I was reading some of the past entries on my blog and thought to myself that many of my newest clients may not have read some of the information contained in the archived posts. Please check these posts as well as the new posts. Many of the topics over the past year apply to your weddings today! Of course the posts about forensic science and music have nothing to do with your wedding, but I guarantee it's still interesting reading!


Folding Kodak Brownie Camera

This is the oldest camera I own. It's a Kodak Vest Pocket Autographic Number 2 folding Brownie camera and it was manufactured between 1915 and 1926. The manual shutter and aperture still works. Of course, try to find some Kodak A-127 film for it! Impossible! The lens is in great shape as well.

It's fun collecting these old cameras. Can't really use them, but it's nice to own a little bit of camera history. To see more of these cameras, see my post from December 22, 2005.

Tuesday, January 02, 2007

Do You Shoot It Or Not?

When is it appropriate to photograph something and when is it not?

At weddings, I encounter many strange things... people fainting, falling on the dance floor, potential fights breaking out, you name it.

Is it appropriate to photograph these events?
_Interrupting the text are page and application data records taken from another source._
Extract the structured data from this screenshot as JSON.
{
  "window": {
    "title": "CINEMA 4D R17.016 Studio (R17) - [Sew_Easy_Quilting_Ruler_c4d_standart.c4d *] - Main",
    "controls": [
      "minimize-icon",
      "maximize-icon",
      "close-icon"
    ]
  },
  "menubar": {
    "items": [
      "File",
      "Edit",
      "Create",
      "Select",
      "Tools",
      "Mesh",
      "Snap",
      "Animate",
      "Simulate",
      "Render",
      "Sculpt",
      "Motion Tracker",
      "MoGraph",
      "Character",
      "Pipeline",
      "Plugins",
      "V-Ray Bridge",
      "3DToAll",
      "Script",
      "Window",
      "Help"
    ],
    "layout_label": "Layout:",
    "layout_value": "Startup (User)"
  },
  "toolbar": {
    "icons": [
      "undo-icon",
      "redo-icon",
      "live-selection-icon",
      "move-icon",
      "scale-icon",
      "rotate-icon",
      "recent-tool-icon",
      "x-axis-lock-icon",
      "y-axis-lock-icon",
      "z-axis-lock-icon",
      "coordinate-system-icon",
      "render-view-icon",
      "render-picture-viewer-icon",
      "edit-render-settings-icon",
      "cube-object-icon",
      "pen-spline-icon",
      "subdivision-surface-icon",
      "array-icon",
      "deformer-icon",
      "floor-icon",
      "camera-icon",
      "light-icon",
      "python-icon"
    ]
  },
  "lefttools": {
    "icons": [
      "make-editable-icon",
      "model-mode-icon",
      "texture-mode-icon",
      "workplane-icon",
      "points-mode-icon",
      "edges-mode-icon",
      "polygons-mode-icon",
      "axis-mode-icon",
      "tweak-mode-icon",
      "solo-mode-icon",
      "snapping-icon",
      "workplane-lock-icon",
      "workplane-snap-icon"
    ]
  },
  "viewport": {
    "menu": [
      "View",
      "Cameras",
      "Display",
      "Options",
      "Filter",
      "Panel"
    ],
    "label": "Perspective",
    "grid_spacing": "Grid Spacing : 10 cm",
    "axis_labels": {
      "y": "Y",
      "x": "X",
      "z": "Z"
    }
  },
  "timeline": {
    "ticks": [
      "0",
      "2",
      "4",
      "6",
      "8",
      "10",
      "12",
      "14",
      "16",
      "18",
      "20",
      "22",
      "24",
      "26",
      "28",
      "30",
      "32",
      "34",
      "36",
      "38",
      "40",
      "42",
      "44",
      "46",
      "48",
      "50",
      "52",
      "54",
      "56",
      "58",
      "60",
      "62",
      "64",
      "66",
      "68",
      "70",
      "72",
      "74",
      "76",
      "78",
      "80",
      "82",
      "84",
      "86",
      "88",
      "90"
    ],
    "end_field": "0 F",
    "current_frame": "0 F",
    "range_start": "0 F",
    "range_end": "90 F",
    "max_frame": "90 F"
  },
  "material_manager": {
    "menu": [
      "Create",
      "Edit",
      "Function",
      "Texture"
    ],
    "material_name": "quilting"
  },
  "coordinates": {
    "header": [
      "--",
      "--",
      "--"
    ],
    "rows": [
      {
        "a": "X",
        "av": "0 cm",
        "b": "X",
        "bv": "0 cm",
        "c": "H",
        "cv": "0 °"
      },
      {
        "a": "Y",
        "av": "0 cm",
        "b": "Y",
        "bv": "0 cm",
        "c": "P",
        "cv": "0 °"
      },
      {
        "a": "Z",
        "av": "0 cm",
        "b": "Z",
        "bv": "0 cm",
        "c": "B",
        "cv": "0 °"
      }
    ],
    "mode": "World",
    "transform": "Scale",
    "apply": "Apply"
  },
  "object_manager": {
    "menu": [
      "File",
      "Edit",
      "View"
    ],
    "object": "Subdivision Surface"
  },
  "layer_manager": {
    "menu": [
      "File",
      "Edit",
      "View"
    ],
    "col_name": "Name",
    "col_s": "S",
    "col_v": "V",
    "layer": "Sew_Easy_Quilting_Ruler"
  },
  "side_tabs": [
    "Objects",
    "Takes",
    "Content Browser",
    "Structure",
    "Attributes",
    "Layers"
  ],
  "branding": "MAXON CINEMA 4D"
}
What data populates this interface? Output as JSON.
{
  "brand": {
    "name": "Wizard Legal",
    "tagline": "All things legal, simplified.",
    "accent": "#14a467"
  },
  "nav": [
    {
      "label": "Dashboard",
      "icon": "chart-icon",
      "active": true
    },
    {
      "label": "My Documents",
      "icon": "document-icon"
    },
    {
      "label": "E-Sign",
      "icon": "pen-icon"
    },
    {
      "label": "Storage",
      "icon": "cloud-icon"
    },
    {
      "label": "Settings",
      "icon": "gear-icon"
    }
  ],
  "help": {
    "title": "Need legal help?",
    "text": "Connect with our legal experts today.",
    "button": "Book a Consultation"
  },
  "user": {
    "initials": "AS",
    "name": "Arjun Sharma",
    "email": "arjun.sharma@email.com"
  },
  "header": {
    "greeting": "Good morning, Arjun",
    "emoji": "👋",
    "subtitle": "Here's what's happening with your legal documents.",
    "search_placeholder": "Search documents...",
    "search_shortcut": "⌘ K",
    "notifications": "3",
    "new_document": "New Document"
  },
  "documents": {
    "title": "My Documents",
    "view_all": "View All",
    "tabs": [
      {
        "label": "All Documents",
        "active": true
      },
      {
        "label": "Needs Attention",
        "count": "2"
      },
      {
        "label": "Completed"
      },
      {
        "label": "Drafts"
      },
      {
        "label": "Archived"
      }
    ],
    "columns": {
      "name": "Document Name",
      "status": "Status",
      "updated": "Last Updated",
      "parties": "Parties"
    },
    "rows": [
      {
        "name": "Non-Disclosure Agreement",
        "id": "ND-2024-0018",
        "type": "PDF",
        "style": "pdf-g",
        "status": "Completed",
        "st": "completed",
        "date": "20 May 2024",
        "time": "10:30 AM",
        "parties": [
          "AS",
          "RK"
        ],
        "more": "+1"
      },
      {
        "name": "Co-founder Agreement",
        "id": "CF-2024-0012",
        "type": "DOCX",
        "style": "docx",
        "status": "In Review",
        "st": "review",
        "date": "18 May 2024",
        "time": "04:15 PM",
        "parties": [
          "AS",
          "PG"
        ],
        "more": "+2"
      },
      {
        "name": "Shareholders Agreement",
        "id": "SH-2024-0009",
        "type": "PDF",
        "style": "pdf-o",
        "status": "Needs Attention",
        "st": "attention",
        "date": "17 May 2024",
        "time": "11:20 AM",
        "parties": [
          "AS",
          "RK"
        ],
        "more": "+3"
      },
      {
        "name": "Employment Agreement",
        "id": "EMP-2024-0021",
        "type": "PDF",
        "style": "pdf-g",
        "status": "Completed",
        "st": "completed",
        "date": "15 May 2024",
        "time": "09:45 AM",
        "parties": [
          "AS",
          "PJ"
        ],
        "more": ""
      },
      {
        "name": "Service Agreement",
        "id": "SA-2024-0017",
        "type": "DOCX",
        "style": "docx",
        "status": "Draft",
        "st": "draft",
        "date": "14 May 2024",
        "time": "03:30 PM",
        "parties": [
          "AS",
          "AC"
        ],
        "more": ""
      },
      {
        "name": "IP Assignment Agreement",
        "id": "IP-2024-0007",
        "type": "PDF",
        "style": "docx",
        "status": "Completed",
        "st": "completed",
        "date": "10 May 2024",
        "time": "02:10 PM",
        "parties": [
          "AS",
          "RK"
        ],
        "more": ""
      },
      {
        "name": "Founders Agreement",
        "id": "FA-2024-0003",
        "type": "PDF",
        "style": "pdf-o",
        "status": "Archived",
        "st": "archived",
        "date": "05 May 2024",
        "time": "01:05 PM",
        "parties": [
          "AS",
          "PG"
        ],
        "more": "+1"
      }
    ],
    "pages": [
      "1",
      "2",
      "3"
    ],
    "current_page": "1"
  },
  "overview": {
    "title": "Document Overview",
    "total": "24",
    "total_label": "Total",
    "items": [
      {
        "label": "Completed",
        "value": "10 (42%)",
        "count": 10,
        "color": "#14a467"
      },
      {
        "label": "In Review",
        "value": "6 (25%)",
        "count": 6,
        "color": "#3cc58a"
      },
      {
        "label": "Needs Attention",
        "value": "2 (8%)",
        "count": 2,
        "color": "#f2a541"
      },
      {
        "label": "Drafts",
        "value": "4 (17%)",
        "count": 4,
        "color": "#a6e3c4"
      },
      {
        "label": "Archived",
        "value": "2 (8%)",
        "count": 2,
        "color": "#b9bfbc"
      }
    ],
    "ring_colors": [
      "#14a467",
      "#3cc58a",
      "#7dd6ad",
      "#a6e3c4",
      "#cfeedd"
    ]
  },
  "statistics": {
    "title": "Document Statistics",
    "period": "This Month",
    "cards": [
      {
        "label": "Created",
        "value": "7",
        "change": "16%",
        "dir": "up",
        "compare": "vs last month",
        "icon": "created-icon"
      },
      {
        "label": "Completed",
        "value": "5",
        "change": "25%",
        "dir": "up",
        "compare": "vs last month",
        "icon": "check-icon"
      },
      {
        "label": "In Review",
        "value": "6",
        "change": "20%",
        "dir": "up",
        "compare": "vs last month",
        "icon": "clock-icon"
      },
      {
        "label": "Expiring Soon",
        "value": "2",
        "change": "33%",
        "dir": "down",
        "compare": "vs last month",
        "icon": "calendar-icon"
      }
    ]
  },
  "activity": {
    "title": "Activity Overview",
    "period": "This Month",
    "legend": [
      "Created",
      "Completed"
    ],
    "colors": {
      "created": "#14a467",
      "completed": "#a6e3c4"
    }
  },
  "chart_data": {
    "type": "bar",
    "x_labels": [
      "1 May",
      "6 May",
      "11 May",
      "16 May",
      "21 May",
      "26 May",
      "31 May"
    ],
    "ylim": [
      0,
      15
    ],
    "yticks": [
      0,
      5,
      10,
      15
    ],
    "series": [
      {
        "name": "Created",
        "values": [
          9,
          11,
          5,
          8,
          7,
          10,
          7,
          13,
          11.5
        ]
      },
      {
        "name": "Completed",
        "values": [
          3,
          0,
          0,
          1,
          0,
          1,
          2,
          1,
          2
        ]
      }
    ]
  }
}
As a photojournalist, everything gets photographed. It doesn't matter if it's frowned upon or not. But do you want that at your wedding?

My training in documentary photography has taught me to shoot first and ask questions later. Often you only have one chance to photograph something and if you don't do it, it's no longer available to be done. That's great for crime scenes. But what about weddings? There are times when it may not be appropriate.

For instance, I was at a wedding where the father of the bride had a little too much to drink and he took a nasty spill on the dance floor and hit his head on the floor. The impact was so loud that even with the DJ's music blaring and with my earplugs in place, I could hear his head "pop" as it hit the floor. Everyone rushed to his aid and he was in MAJOR pain. I opted not to photograph the fall. Why? I had a flash on my camera and I thought that flashing away while he was in pain was not appropriate. It was a judgement call.

At another wedding, I photographed a bridesmaid fainting during the ceremony. As this was an outside wedding, I did not use a flash and felt that my continued coverage did not detract from the event as it was unfolding. I still got a few concerned looks from the guests though. Later, the bride and groom told me that they were hoping I had captured that in photographs as it was part of the day. Again, a judgement call.

During one wedding reception, while getting ready to take off the garter on the bride, a chair was brought out for the bride to sit on while the groom took off the garter from her leg. After it was done, the bride got up and the DJ moved the chair. Well, the bride didn't know that and proceeded to sit down again. Well, down she went. I caught it all with my camera. Everyone had a good laugh about it and again, it was appropriate to photograph it.

The decision as to when to shoot or not to shoot is an individual one. I will shoot unless inappropriate. But you can let me know if you want everything shot whether inappropriate or not. It's your decision. Many of my clients know my background in forensic photography and tell me to shoot away. Some others tell me to make my own decision on what to shoot and what not to shoot.

Some people think wedding photography should only show the joy of the event. Others think it should show the event as it is... even if some events spoil the joy. What do you think is right? Be sure to let me know your choice before your wedding day!

Monday, January 01, 2007

Happy New Year!

Better late than never!

Totally forgot to say "Happy New Year" to all my blog viewers!!

I'll post more things tomorrow!